Virginia Del. Patrick Hope, who represents part of Arlington County, said he will move to impeach Fairfax on Monday if he hasn't resigned.
"There's no question that violent sexual assault clearly qualifies as a high crime," Hope said in a news conference Friday night. "I believe these women. He needs to resign immediately."
Hope also clarified why he believes Fairfax should be impeached, but not Gov. Ralph Northam or Attorney General Mark Herring, both of whom have faced calls to resign after admitting to wearing blackface in the 1980s.
"The distinction between a sexual assault or a rape is clearly very different. The articles of impeachment under the constitution are very clear, high crimes and misdemeanor," Hope told News4. "This clearly meets that threshold, while the events that occurred 30 some years ago with the governor and attorney general, while they are heinous and clearly insensitive, they don’t rise to the same level."
Fairfax hasn't responded to the possibility of impeachment.
Watson's lawyers said Fairfax's statement "re-victimizes" both Watson and Tyson.
"Fairfax, now, for the first time admits sexual contact with Ms. Watson, but now claims that it was 'consensual.' There was nothing consensual about the rape of Ms. Watson and the only post rape interaction between them consisted of Ms. Watson confronting Mr. Fairfax of the assault," the statement said.
Earlier Saturday Fairfax had called for an FBI investigation of the accusations.
"Consequently, I call on all appropriate and impartial investigatory authorities, including the FBI, to investigate fully and thoroughly the allegations against me by Ms. Watson and Dr. Tyson. I ask that all three of us be respected during this process," Fairfax said.
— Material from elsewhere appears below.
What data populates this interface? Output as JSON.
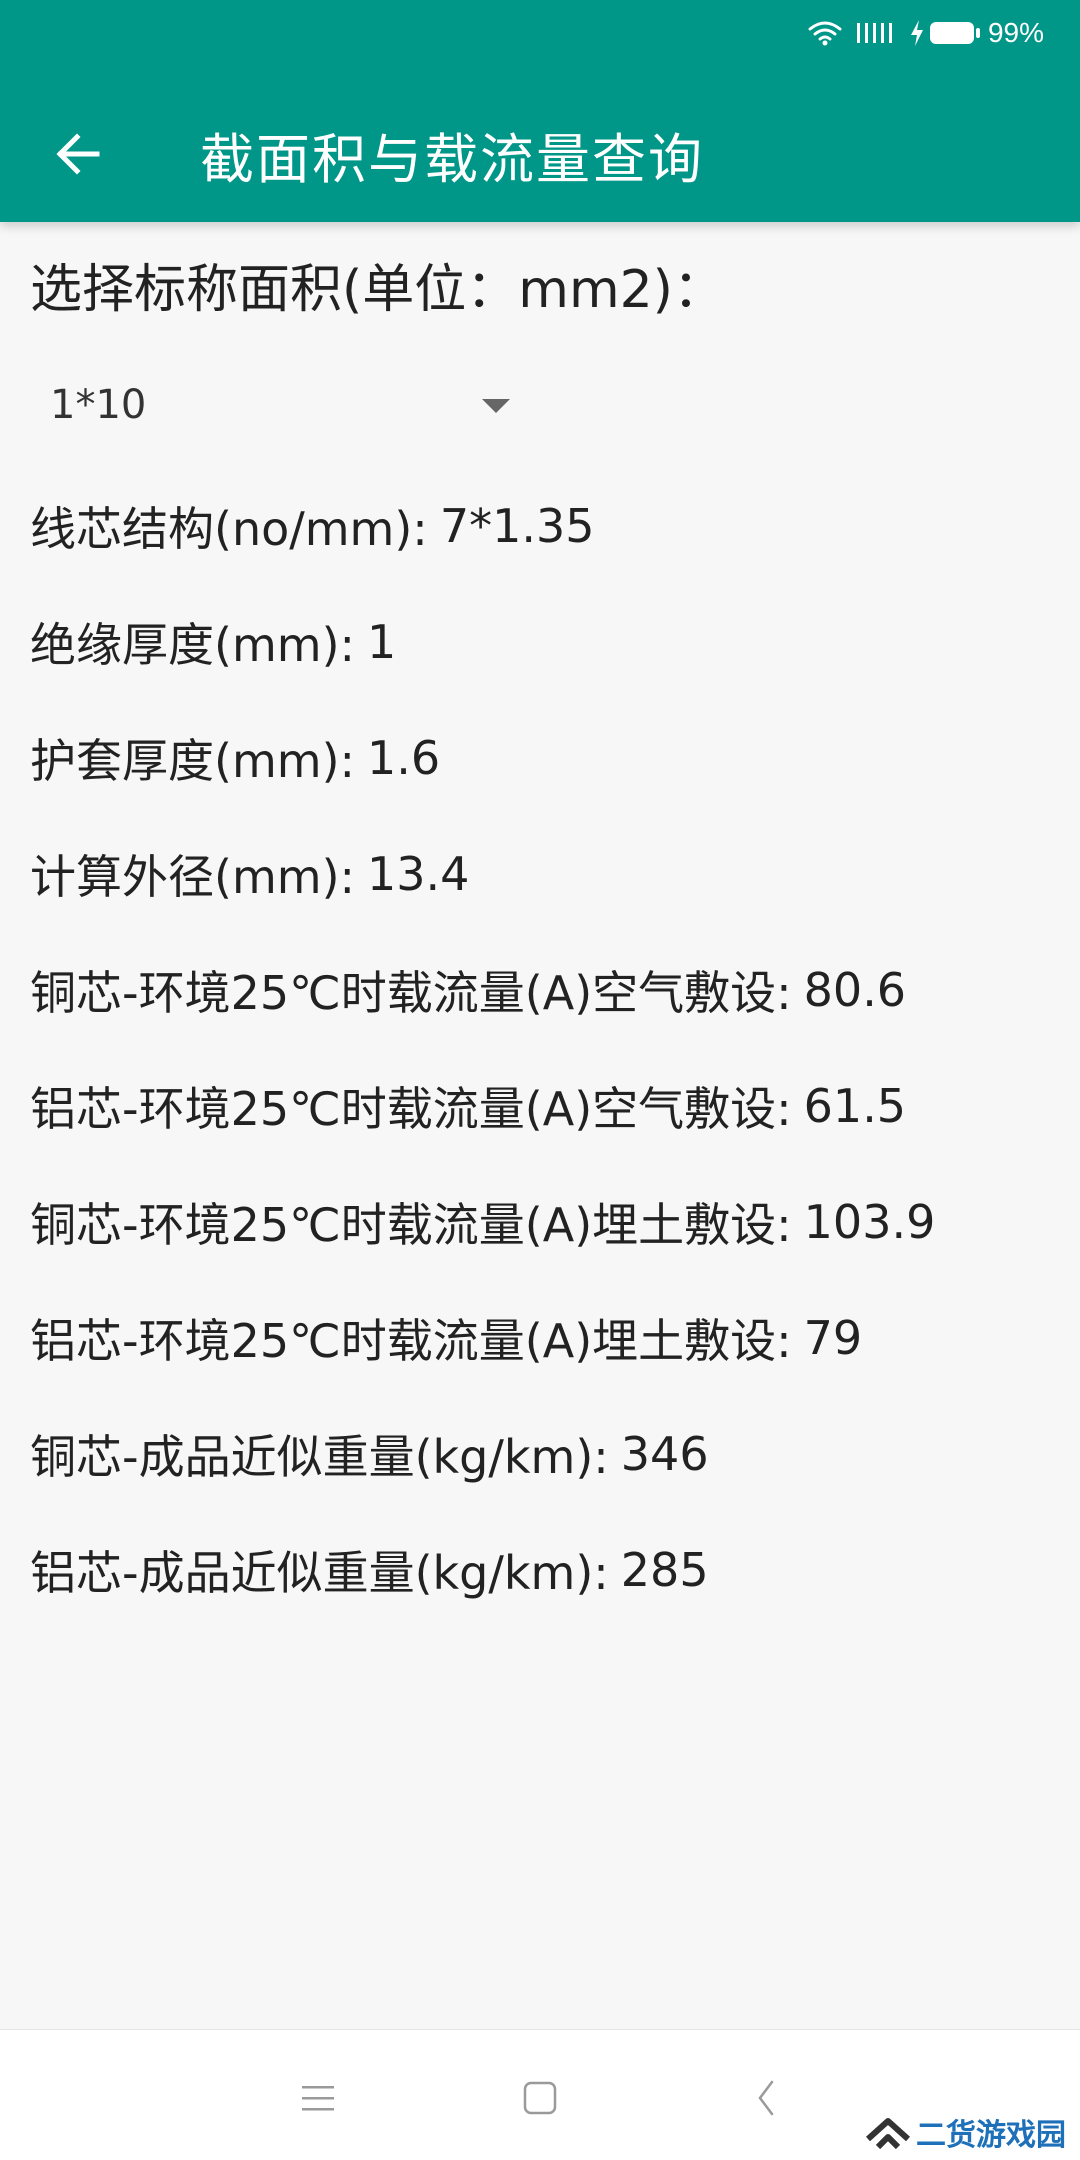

Several Virginia leaders have called for Fairfax to resign, including Sen. Time Kaine, former Gov. Terry McAuliffe and 2020 Democratic presidential hopeful Cory Booker.
Most of Virginia's House and Senate Democrats have called for Fairfax to step down, including Northern Virginia Reps. Jennifer Wexton, Don Beyer, Abigail Spanberger and Gerry Connolly.
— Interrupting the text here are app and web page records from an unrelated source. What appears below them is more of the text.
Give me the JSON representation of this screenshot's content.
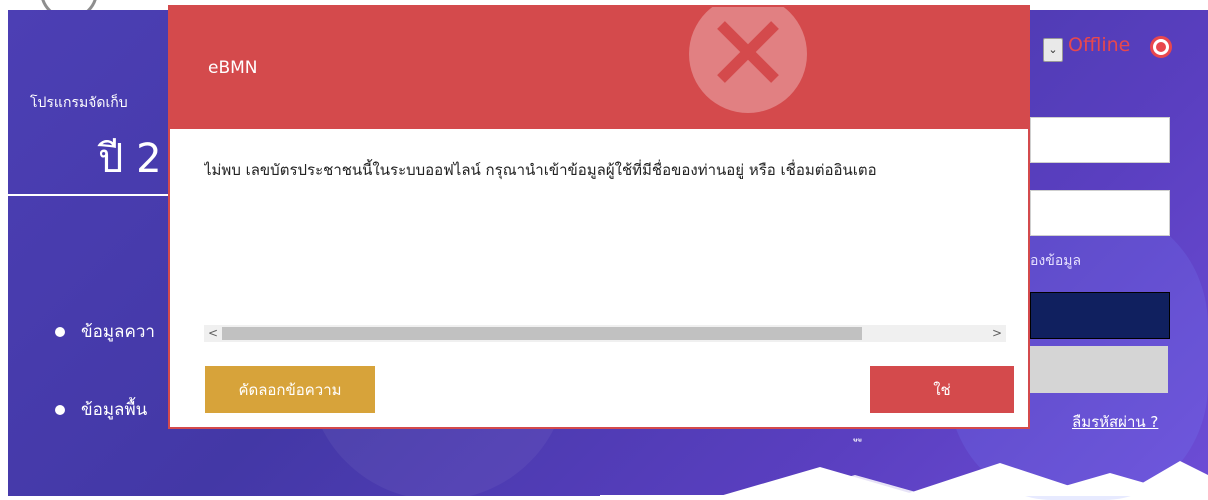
{
  "background": {
    "program_label": "โปรแกรมจัดเก็บ",
    "year_label": "ปี 2",
    "bullets": [
      "ข้อมูลควา",
      "ข้อมูลพื้น"
    ],
    "status_label": "Offline",
    "field_hint": "องข้อมูล",
    "forgot_password": "ลืมรหัสผ่าน ?",
    "footer_fragment": "ู ู",
    "colors": {
      "banner": "#4c3fb4",
      "offline": "#e8474d"
    }
  },
  "dialog": {
    "title": "eBMN",
    "icon": "error-x-icon",
    "message": "ไม่พบ เลขบัตรประชาชนนี้ในระบบออฟไลน์ กรุณานำเข้าข้อมูลผู้ใช้ที่มีชื่อของท่านอยู่ หรือ เชื่อมต่ออินเตอ",
    "scroll_left": "<",
    "scroll_right": ">",
    "copy_button": "คัดลอกข้อความ",
    "ok_button": "ใช่",
    "colors": {
      "header": "#d44a4c",
      "copy": "#d7a33a",
      "ok": "#d44a4c"
    }
  }
}
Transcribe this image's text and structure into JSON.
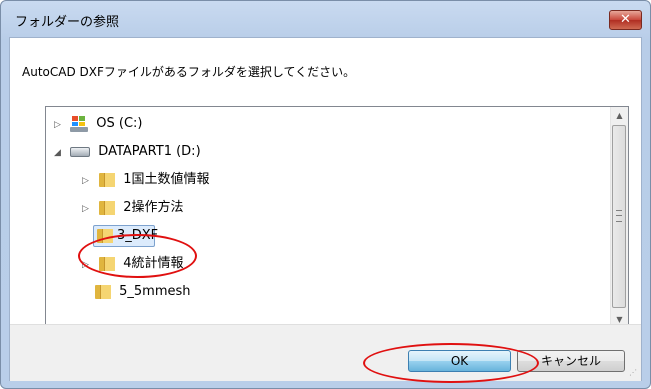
{
  "window": {
    "title": "フォルダーの参照",
    "close_label": "✕"
  },
  "instruction": "AutoCAD DXFファイルがあるフォルダを選択してください。",
  "tree": {
    "items": [
      {
        "label": "OS (C:)",
        "icon": "windows-drive-icon",
        "expander": "▷"
      },
      {
        "label": "DATAPART1 (D:)",
        "icon": "hard-drive-icon",
        "expander": "◢"
      },
      {
        "label": "1国土数値情報",
        "icon": "folder-icon",
        "expander": "▷"
      },
      {
        "label": "2操作方法",
        "icon": "folder-icon",
        "expander": "▷"
      },
      {
        "label": "3_DXF",
        "icon": "folder-icon",
        "expander": "",
        "selected": true
      },
      {
        "label": "4統計情報",
        "icon": "folder-icon",
        "expander": "▷"
      },
      {
        "label": "5_5mmesh",
        "icon": "folder-icon",
        "expander": ""
      }
    ]
  },
  "scrollbar": {
    "up": "▲",
    "down": "▼"
  },
  "buttons": {
    "ok": "OK",
    "cancel": "キャンセル"
  },
  "colors": {
    "highlight_ellipse": "#e01010",
    "selection": "#dcebfc"
  }
}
But some African American leaders are concerned with how quickly Democrats have demanded for Fairfax to resign.
Former Loudoun County NAACP President Phil Thompson said he and other African Americans are shocked that Fairfax is not receiving due process.
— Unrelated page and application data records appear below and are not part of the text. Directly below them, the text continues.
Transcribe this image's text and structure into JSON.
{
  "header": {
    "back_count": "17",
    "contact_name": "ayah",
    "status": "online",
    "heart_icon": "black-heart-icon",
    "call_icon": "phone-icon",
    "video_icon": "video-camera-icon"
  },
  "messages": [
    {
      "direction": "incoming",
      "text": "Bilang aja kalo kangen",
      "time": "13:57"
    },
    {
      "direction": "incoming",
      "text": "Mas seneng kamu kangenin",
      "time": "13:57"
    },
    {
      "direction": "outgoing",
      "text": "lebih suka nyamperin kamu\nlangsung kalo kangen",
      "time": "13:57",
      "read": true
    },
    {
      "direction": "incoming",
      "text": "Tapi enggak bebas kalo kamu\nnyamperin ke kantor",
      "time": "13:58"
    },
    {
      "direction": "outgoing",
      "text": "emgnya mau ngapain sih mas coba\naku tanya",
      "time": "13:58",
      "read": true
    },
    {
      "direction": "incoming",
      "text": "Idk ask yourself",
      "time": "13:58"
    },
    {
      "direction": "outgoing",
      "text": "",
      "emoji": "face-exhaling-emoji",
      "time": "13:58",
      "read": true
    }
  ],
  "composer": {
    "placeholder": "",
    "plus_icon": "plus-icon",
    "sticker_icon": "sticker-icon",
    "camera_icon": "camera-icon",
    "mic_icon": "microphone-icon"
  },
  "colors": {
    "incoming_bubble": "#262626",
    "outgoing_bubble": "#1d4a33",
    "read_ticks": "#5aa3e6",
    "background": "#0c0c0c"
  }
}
"We want to see Justin Fairfax treated fairly. If he has done what they claim he has done he has to suffer the consequences, but right now that hasn't been proven," Thompson said. "To have the Democrats, the Democrats, say they are going to offer up articles of impeachment on a black lieutenant governor, a Democratic lieutenant governor, when they couldn't put that word in their mouth over Ralph Northam, is abhorent."
These growing calls Fairfax to resign further complicate Virginia's future governance, as there are bipartisan calls for Gov. Ralph Northam to resign after he admitted, then denied, being shown in a 1984 medical school yearbook photo with people in blackface and a KKK robe. He later admitted to wearing blackface as a Michael Jackson costume.
And the state's Democratic attorney general, Mark Herring, is also under scrutiny after saying he wore blackface at a college party in 1980.